Your affectionate son,

A.P. Hill.

In June, Powell prepared to leave Culpeper to embark upon his journey to becoming a professional soldier and officer. His parents each presented him with a going-away gift. His father presented him with a Bible in which he inscribed: "Ambrose Powell Hill: Peruse this every day" while his mother gave him a small ham bone that would become the good luck charm Hill carried for the rest of his life. One of his former teachers sent him away with the a motto: Dulce et decorum est pro patria mori -- which Hill translated to mean "it is pleasant and fitting to die for one's country." At the tender age of just 16, A.P. Hill began the profession in which he would spend the rest of his life. It was a good choice. Edward Pollard would later write, "He had made arms not only his profession, but an enthusiastic study, to which he was prompted by the natural tastes and dispositions of his mind. "

Upon his arrival at West Point, Hill was assigned to room with a bright young Philadelphian, George B. McClellan. Son of a prominent Pennsylvania doctor, McClellan had recieved special dispensation to attend the Point because he was technically under-age. During their time together in Room 36, McClellan and Hill became extremely close friends and certainly the highly intelligent McClellan (destined to finish at the top of the class of 1846) helped Hill in his studies.

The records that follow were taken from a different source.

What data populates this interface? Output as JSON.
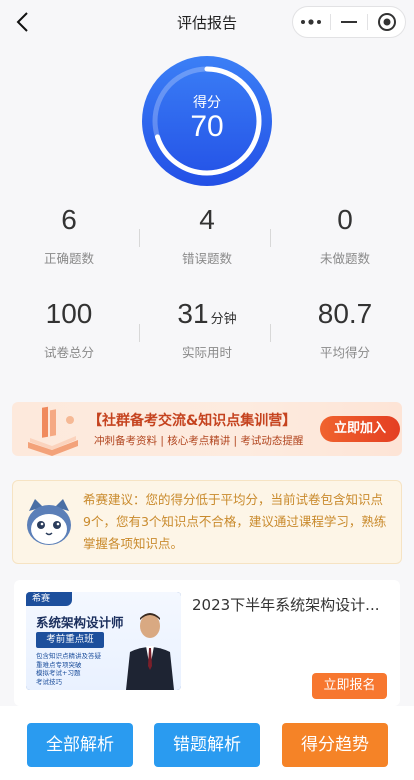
{
  "header": {
    "title": "评估报告",
    "back_icon": "chevron-left-icon",
    "capsule_icons": [
      "more-dots-icon",
      "minimize-icon",
      "close-target-icon"
    ]
  },
  "score": {
    "label": "得分",
    "value": "70",
    "progress_fraction": 0.7,
    "ring_color": "#2a67ef"
  },
  "stats_row1": [
    {
      "value": "6",
      "unit": "",
      "label": "正确题数"
    },
    {
      "value": "4",
      "unit": "",
      "label": "错误题数"
    },
    {
      "value": "0",
      "unit": "",
      "label": "未做题数"
    }
  ],
  "stats_row2": [
    {
      "value": "100",
      "unit": "",
      "label": "试卷总分"
    },
    {
      "value": "31",
      "unit": "分钟",
      "label": "实际用时"
    },
    {
      "value": "80.7",
      "unit": "",
      "label": "平均得分"
    }
  ],
  "banner": {
    "title": "【社群备考交流&知识点集训营】",
    "subtitle": "冲刺备考资料 | 核心考点精讲 | 考试动态提醒",
    "button": "立即加入"
  },
  "advice": {
    "text": "希赛建议：您的得分低于平均分，当前试卷包含知识点9个，您有3个知识点不合格，建议通过课程学习，熟练掌握各项知识点。"
  },
  "course": {
    "thumb_brand": "希赛",
    "thumb_title": "系统架构设计师",
    "thumb_tag": "考前重点班",
    "thumb_lines": [
      "包含知识点精讲及答疑",
      "重难点专项突破",
      "模拟考试+习题",
      "考试技巧"
    ],
    "title": "2023下半年系统架构设计...",
    "button": "立即报名"
  },
  "actions": [
    {
      "label": "全部解析",
      "color": "#2a9bf0"
    },
    {
      "label": "错题解析",
      "color": "#2a9bf0"
    },
    {
      "label": "得分趋势",
      "color": "#f58327"
    }
  ]
}
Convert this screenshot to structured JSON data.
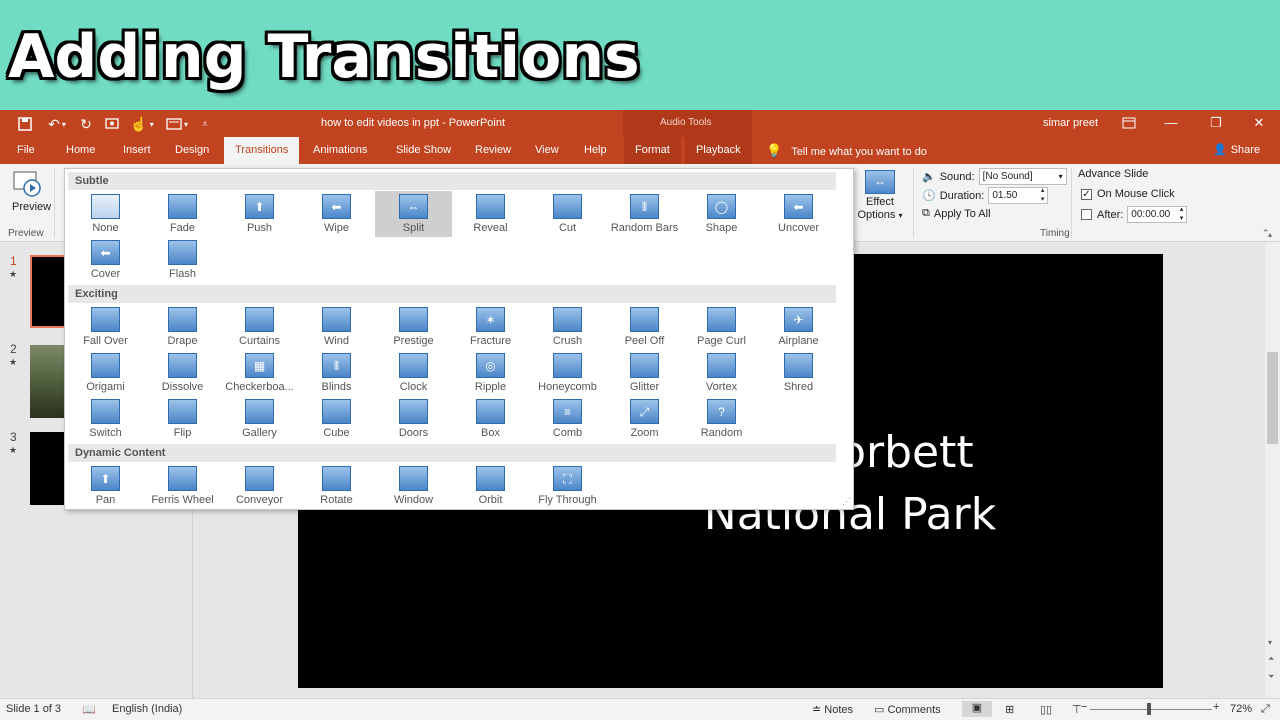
{
  "banner": {
    "title": "Adding Transitions"
  },
  "window": {
    "doc_title": "how to edit videos in ppt  -  PowerPoint",
    "context_group": "Audio Tools",
    "user": "simar preet"
  },
  "tabs": [
    {
      "label": "File"
    },
    {
      "label": "Home"
    },
    {
      "label": "Insert"
    },
    {
      "label": "Design"
    },
    {
      "label": "Transitions"
    },
    {
      "label": "Animations"
    },
    {
      "label": "Slide Show"
    },
    {
      "label": "Review"
    },
    {
      "label": "View"
    },
    {
      "label": "Help"
    },
    {
      "label": "Format"
    },
    {
      "label": "Playback"
    }
  ],
  "tell_me": "Tell me what you want to do",
  "share": "Share",
  "ribbon": {
    "preview_label": "Preview",
    "preview_group": "Preview",
    "effect_options_1": "Effect",
    "effect_options_2": "Options",
    "sound_label": "Sound:",
    "sound_value": "[No Sound]",
    "duration_label": "Duration:",
    "duration_value": "01.50",
    "apply_all": "Apply To All",
    "advance_label": "Advance Slide",
    "on_mouse_click": "On Mouse Click",
    "on_mouse_click_checked": true,
    "after_label": "After:",
    "after_value": "00:00.00",
    "timing_group": "Timing"
  },
  "gallery": {
    "sections": [
      {
        "title": "Subtle",
        "items": [
          "None",
          "Fade",
          "Push",
          "Wipe",
          "Split",
          "Reveal",
          "Cut",
          "Random Bars",
          "Shape",
          "Uncover",
          "Cover",
          "Flash"
        ]
      },
      {
        "title": "Exciting",
        "items": [
          "Fall Over",
          "Drape",
          "Curtains",
          "Wind",
          "Prestige",
          "Fracture",
          "Crush",
          "Peel Off",
          "Page Curl",
          "Airplane",
          "Origami",
          "Dissolve",
          "Checkerboa...",
          "Blinds",
          "Clock",
          "Ripple",
          "Honeycomb",
          "Glitter",
          "Vortex",
          "Shred",
          "Switch",
          "Flip",
          "Gallery",
          "Cube",
          "Doors",
          "Box",
          "Comb",
          "Zoom",
          "Random"
        ]
      },
      {
        "title": "Dynamic Content",
        "items": [
          "Pan",
          "Ferris Wheel",
          "Conveyor",
          "Rotate",
          "Window",
          "Orbit",
          "Fly Through"
        ]
      }
    ],
    "selected": "Split"
  },
  "slides": [
    {
      "num": "1",
      "star": "★"
    },
    {
      "num": "2",
      "star": "★"
    },
    {
      "num": "3",
      "star": "★"
    }
  ],
  "slide": {
    "line1": "Jim Corbett",
    "line2": "National Park"
  },
  "status": {
    "slide_count": "Slide 1 of 3",
    "language": "English (India)",
    "notes": "Notes",
    "comments": "Comments",
    "zoom": "72%"
  }
}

The class that entered West Point in the summer of 1842 was one of the Academy's finest -- among Hill's classmates would be future Civil War generals such as George Pickett, David Jones, George McClellan, Cadmus Wilcox, Darius Couch, George Stoneman, and Thomas Jackson, to name just a few.

West Point was, as it is now, a difficult, challenging school. The West Point curriculum was consituted of mathematics, engineering, natural philosophy, drawing, astronomy, military tactics, geology, rhetoric, mineralogy, chemistry, French, geography, history, ethics, and law. In addition to rigorous and difficult coursework, the academy discplince was extremely strict and the living quarters spartan. Plebes, or new cadets (the freshman), were called "things" by the upperclassmen. And the food was dreadful. Somehow, Hill endured.

At the end of his first year at West Point (the 1842-1843 school year), Hill (although much younger than many of his classmates) was positioned 39th of 83 cadets in his class. He was ranked 38th in French and 39th in Mathematics. On the Conduct Roll, "compiled from a record of all the irregularities, and violations ofthe Code of Discipline, established for the government of the Cadet," he was ranked 142 (of 223 cadets in all classes) in conduct, with 53 demerits.

By the end of his second year (1843-1844), Hill had improved his overall class rank to 23rd of 78. He stood 30th in Mathematics, 19th in French, and 18th in English grammar. He had some apparent talent for drawing, standing 13th in the class in that discplince. On the conduct roll, Hill stood 129th of 211 cadets, with 70 demerits.

Without doubt, Hill looked forward to being allowed to go home on furlough during the summer of 1844. Now almost 19, this would be his first trip away from the Academy in two years. He journeyed home to Culpeper and enjoyed going about the town in his trim cadet uniform. But on the way back to the academy, Hill made a mistake that would haunt him for the rest of his life.

He caught a venereal disease.

Home >> Narrative | Related: Antebellum Years (1)